Someone’s Watching Me! is a very taut little thriller; inoffensive, well-directed, well-acted, engaging, creepy and, most of all, it looks great. You can tell Carpenter is having so much fun with the camera because it hardly stops moving! Carpenter was obviously taking full advantage of the visual scope that the Panaglide could offer him - he glides through Leigh's glass-box apartment with graceful ease, not forgetting to calm down and stay stationary once in a while, so we can get our heads together. If you've seen this film, you may think, 'I don't remember all that camera movement’. The reason for that is that its very subtle and you almost don't notice it happening unless you look for it. These were the days when Carpenter still had subtlety in his pictures...ouch! Sorry John...
Sadly, Someone’s Watching Me! Is not available on video or DVD, unless you’re lucky enough to know someone who recorded it off television like I did. There is something you can do to help. Click here to sign a petition to support a DVD release for this lost classic.
No doubt, if you really look hard in the TV listings for the coming years, you MIGHT be lucky enough to catch this film (I’m pretty sure it was on BBC1 when I recorded it back in 1990). I think it's high time for another re-run. TV movie magic.

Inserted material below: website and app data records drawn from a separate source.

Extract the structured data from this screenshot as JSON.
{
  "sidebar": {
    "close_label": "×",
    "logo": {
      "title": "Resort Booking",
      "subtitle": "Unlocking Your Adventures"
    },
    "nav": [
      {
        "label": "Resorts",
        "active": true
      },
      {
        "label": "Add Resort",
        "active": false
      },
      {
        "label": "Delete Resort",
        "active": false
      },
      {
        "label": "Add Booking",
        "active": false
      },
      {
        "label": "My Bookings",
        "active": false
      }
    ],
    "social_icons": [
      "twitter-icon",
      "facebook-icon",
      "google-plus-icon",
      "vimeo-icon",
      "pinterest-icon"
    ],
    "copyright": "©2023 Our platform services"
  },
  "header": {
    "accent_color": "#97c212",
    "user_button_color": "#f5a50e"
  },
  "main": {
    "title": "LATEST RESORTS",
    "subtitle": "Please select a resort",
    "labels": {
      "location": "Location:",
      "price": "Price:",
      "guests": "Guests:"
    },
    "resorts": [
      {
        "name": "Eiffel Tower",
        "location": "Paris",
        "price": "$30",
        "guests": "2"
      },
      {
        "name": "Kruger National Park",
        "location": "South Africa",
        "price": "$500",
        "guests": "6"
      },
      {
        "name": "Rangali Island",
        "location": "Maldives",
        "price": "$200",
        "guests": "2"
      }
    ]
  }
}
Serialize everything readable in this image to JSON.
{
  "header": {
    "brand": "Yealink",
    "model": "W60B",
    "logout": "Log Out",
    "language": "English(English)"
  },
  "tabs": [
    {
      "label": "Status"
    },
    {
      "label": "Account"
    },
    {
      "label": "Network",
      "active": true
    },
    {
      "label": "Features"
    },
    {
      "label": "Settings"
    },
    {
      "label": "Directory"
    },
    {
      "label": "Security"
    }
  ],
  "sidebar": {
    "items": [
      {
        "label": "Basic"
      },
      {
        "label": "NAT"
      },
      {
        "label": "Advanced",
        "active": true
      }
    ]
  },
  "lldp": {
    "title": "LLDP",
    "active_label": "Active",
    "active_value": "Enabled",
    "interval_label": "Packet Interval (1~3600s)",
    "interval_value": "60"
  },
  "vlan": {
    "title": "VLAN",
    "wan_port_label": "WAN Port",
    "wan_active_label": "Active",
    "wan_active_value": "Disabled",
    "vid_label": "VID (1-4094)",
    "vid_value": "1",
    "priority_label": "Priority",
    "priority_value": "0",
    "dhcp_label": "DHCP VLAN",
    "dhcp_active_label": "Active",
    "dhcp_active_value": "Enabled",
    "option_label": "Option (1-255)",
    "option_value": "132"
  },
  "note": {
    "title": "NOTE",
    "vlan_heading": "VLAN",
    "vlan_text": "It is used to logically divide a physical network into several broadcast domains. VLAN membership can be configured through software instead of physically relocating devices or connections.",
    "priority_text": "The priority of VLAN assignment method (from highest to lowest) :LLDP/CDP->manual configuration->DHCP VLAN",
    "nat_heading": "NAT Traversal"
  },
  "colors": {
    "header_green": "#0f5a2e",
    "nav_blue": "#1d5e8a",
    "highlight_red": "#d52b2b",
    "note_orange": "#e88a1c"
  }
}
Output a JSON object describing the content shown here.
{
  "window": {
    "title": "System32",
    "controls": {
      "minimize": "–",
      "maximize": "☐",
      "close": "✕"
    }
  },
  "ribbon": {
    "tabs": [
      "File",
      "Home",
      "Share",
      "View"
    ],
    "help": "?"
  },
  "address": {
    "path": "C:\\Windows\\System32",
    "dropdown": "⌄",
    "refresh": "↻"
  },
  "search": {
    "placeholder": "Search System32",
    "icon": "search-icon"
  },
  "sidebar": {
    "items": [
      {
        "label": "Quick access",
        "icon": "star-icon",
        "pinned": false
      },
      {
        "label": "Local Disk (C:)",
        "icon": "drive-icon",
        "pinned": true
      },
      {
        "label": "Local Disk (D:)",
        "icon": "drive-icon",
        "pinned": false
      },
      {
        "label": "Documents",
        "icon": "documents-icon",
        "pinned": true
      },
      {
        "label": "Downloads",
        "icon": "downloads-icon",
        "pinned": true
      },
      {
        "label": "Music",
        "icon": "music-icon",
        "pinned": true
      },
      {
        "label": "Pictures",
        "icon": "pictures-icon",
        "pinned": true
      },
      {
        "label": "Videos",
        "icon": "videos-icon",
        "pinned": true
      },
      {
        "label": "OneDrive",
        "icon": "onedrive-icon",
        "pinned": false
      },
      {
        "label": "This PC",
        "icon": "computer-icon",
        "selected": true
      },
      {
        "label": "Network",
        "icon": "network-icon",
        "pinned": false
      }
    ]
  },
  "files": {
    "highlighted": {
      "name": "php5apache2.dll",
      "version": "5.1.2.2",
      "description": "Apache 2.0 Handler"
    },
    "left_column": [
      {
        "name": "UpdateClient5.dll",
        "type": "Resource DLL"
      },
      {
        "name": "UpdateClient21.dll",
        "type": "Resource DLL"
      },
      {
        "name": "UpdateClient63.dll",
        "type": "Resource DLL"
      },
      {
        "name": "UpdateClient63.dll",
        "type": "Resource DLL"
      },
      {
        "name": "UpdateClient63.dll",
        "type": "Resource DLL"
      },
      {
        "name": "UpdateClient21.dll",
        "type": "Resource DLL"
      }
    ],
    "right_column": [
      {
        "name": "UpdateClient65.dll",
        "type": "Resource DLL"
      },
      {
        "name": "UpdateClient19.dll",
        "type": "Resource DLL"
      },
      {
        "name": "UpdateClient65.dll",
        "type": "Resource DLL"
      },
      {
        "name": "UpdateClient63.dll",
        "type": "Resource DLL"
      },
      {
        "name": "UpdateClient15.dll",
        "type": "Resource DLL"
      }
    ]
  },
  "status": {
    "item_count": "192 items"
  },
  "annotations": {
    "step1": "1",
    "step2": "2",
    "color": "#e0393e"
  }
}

18th Apr 05 This scene is fantastic and it made what was already a cool-as-fuck film even cooler. Charlie sees the giant spawn (huge, slimy toothsome puppet-beast) and he works out that the spawns’ primary sense is based on what they hear.